**Task to complete:** Say how many lines in the records contain "label". The reply must consist of the number alone.

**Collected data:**

################

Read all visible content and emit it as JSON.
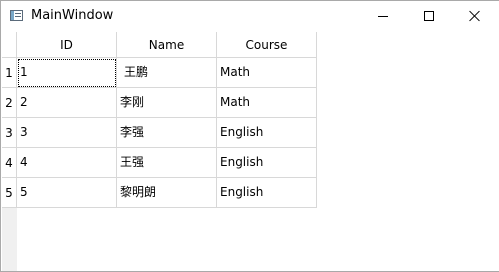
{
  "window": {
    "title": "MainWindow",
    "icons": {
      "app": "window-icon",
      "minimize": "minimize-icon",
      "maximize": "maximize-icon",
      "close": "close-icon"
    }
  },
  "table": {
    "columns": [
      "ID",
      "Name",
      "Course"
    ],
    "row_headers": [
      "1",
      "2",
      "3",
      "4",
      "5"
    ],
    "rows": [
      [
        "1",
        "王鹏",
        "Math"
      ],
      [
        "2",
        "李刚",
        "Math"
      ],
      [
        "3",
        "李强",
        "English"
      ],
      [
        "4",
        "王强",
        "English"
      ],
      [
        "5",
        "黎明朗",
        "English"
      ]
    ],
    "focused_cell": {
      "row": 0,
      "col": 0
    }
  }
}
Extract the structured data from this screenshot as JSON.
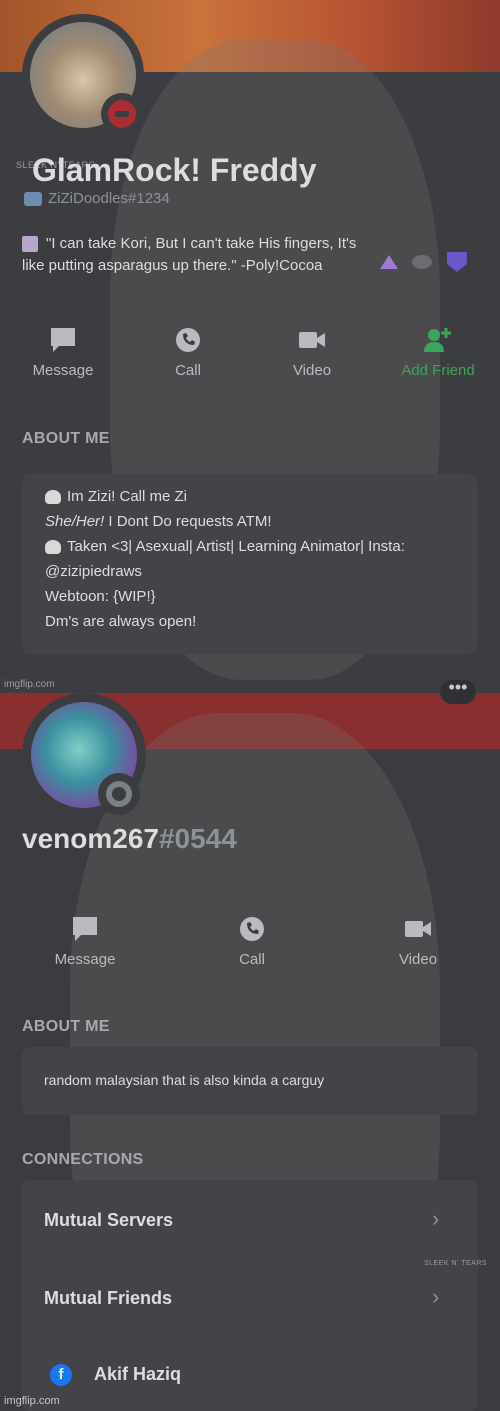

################

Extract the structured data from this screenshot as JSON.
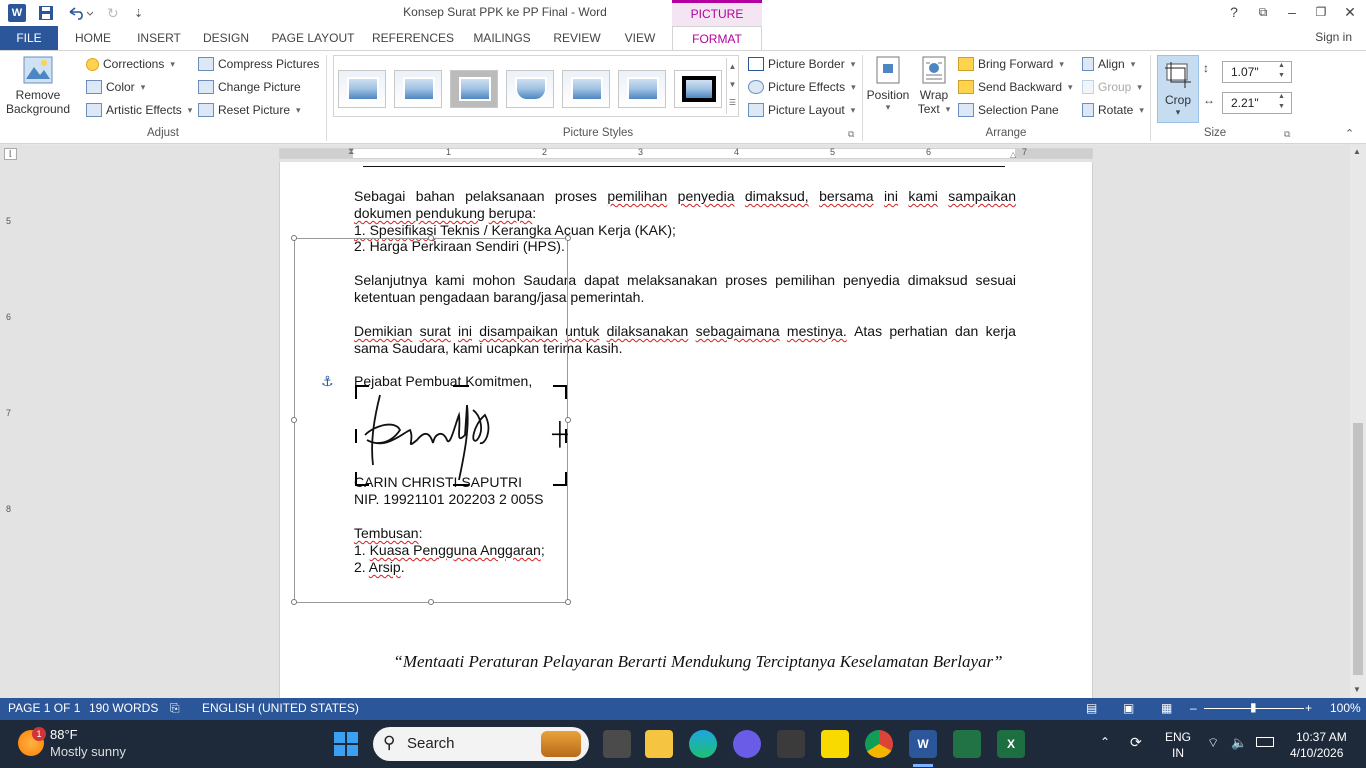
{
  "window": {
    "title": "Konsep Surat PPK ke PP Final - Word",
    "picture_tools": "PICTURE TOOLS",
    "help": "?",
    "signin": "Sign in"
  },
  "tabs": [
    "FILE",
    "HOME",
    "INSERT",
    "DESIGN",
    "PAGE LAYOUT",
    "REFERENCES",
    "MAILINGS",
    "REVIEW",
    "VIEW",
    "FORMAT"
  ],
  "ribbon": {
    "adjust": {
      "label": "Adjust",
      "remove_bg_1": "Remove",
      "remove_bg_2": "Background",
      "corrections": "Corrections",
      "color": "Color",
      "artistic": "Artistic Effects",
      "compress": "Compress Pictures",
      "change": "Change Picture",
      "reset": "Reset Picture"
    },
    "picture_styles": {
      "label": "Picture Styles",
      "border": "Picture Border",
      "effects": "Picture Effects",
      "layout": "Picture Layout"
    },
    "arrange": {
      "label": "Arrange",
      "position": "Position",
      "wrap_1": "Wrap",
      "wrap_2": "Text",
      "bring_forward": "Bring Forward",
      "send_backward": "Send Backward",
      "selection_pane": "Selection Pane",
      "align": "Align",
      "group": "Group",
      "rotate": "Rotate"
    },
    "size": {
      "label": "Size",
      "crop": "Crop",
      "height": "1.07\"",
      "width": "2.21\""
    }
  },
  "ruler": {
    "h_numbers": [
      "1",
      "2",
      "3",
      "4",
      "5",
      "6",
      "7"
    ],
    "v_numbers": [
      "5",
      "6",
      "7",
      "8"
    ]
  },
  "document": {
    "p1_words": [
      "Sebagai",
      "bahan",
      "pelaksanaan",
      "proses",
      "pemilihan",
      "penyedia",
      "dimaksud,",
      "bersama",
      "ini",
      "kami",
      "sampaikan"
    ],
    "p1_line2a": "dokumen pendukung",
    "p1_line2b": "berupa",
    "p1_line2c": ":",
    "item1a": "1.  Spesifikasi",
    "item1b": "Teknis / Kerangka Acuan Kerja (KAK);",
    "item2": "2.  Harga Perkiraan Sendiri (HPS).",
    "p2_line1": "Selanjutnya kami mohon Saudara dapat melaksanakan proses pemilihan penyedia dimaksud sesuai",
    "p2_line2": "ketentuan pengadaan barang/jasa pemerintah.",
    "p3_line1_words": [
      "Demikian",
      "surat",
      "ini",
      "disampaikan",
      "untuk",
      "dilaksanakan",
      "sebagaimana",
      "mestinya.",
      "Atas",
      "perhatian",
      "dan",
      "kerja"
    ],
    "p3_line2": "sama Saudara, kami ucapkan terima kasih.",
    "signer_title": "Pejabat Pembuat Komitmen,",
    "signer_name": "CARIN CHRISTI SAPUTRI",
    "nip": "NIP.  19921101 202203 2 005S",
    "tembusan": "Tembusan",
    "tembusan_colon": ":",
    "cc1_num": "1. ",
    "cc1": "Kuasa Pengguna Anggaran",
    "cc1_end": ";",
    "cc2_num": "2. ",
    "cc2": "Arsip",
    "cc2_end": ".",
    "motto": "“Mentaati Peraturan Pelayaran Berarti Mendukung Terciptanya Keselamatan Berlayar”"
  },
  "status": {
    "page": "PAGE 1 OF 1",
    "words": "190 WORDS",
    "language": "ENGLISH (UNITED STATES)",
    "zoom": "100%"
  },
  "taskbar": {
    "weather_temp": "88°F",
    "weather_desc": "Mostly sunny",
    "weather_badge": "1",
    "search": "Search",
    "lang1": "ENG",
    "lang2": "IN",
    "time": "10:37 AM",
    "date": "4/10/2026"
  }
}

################

**Task response:** 4